Listed entries Block Start

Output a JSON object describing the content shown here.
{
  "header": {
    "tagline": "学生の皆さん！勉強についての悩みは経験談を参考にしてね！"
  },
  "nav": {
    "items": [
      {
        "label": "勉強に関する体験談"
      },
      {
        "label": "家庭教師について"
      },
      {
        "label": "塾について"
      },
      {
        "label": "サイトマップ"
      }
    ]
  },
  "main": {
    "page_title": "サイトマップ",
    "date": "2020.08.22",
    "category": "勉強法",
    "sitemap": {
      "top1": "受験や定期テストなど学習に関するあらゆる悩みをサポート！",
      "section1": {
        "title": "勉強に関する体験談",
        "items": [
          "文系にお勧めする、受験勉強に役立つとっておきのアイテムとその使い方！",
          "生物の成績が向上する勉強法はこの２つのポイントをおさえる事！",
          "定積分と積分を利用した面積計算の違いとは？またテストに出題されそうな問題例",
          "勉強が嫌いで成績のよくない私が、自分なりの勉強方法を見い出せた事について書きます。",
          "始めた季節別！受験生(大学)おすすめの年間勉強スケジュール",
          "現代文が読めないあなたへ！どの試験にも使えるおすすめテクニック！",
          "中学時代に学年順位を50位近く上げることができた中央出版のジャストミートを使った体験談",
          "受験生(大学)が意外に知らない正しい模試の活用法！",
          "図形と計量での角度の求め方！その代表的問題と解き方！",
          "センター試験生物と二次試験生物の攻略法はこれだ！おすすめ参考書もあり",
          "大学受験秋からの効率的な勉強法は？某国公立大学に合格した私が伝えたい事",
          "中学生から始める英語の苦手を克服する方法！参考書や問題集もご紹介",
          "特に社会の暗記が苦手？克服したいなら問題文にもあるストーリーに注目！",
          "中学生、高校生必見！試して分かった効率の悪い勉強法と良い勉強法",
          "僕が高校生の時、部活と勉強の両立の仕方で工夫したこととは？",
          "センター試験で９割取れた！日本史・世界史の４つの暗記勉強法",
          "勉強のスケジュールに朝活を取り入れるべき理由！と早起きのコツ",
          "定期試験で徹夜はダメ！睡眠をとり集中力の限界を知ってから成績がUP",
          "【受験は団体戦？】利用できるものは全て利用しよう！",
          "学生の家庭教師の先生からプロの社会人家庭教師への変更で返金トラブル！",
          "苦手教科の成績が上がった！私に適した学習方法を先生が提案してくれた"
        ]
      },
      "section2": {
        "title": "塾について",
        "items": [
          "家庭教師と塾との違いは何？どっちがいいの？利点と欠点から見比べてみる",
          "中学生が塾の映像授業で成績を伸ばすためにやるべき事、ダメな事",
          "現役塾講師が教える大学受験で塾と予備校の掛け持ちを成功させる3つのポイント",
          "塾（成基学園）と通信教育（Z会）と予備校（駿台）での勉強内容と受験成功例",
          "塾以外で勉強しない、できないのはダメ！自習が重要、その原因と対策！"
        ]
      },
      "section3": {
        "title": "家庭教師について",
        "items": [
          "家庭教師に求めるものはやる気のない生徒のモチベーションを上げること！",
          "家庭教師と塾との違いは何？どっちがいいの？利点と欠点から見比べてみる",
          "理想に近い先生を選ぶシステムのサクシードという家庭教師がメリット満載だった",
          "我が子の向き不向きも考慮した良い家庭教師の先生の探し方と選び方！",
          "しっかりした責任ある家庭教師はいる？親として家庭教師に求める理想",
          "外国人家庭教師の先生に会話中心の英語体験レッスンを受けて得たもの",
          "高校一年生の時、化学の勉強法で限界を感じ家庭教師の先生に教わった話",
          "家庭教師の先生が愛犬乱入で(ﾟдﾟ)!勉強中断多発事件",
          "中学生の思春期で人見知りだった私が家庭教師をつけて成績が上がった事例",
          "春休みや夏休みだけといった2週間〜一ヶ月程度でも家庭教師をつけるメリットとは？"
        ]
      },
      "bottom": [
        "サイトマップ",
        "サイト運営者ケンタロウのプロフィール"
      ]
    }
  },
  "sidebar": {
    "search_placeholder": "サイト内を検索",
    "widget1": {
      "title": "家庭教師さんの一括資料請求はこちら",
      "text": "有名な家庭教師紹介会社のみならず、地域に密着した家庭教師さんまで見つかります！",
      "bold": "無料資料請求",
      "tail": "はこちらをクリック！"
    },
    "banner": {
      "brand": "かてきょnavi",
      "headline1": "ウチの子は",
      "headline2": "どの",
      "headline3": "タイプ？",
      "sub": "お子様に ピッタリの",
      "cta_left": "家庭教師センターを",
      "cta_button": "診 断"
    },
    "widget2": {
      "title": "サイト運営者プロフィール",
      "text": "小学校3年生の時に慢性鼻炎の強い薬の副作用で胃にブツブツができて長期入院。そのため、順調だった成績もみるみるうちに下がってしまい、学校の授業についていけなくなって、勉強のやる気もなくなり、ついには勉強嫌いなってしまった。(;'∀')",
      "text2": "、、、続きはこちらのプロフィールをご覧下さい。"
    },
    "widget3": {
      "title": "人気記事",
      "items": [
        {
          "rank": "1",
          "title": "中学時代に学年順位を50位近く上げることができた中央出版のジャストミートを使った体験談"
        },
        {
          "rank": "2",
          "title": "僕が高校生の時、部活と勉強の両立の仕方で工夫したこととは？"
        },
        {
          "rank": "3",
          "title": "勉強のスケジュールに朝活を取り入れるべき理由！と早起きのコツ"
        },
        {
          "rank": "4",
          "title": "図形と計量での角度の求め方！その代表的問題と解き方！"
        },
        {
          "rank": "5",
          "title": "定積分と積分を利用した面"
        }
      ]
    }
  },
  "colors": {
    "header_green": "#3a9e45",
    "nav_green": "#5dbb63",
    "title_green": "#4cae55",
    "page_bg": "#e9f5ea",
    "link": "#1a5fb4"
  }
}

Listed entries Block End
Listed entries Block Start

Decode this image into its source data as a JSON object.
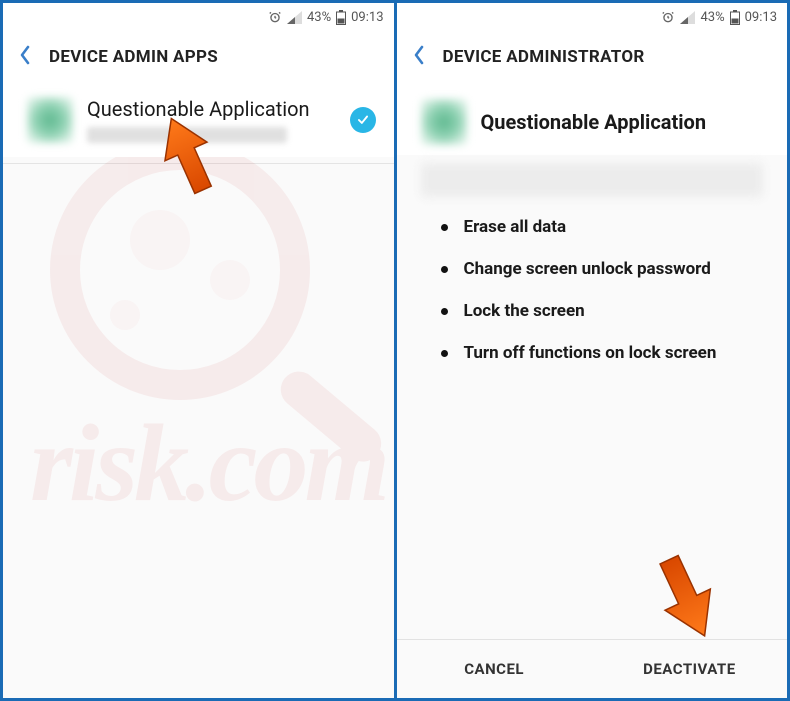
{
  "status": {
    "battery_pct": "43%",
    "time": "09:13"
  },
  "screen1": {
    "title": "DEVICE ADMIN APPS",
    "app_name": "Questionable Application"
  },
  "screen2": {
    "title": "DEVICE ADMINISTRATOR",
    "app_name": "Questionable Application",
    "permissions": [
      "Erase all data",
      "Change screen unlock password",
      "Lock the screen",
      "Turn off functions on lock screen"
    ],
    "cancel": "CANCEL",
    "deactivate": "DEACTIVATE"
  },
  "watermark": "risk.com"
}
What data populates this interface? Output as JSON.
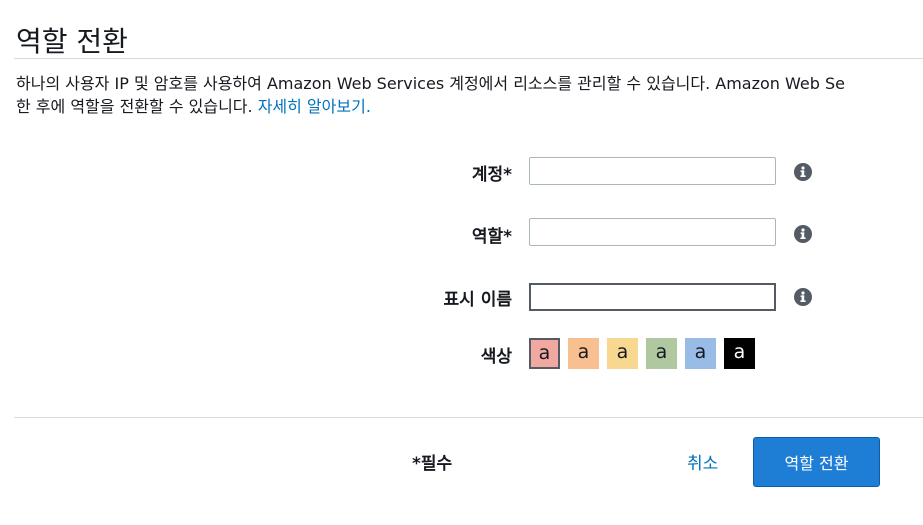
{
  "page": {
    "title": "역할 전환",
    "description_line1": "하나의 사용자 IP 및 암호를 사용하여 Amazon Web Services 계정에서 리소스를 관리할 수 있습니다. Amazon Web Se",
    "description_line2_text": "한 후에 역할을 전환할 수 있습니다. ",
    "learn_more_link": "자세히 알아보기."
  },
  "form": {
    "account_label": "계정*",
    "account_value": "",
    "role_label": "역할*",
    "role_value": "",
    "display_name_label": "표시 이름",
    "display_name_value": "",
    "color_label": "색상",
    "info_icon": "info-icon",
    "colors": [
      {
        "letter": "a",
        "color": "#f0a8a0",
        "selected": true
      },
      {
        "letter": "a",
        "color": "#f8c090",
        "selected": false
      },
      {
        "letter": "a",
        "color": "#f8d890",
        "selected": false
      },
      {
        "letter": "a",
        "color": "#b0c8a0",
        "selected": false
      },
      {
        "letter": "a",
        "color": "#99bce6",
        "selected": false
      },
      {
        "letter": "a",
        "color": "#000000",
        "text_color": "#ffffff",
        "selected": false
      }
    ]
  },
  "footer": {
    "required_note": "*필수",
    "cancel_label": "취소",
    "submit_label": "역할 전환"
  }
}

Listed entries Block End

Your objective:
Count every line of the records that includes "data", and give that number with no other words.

Problem solution:
3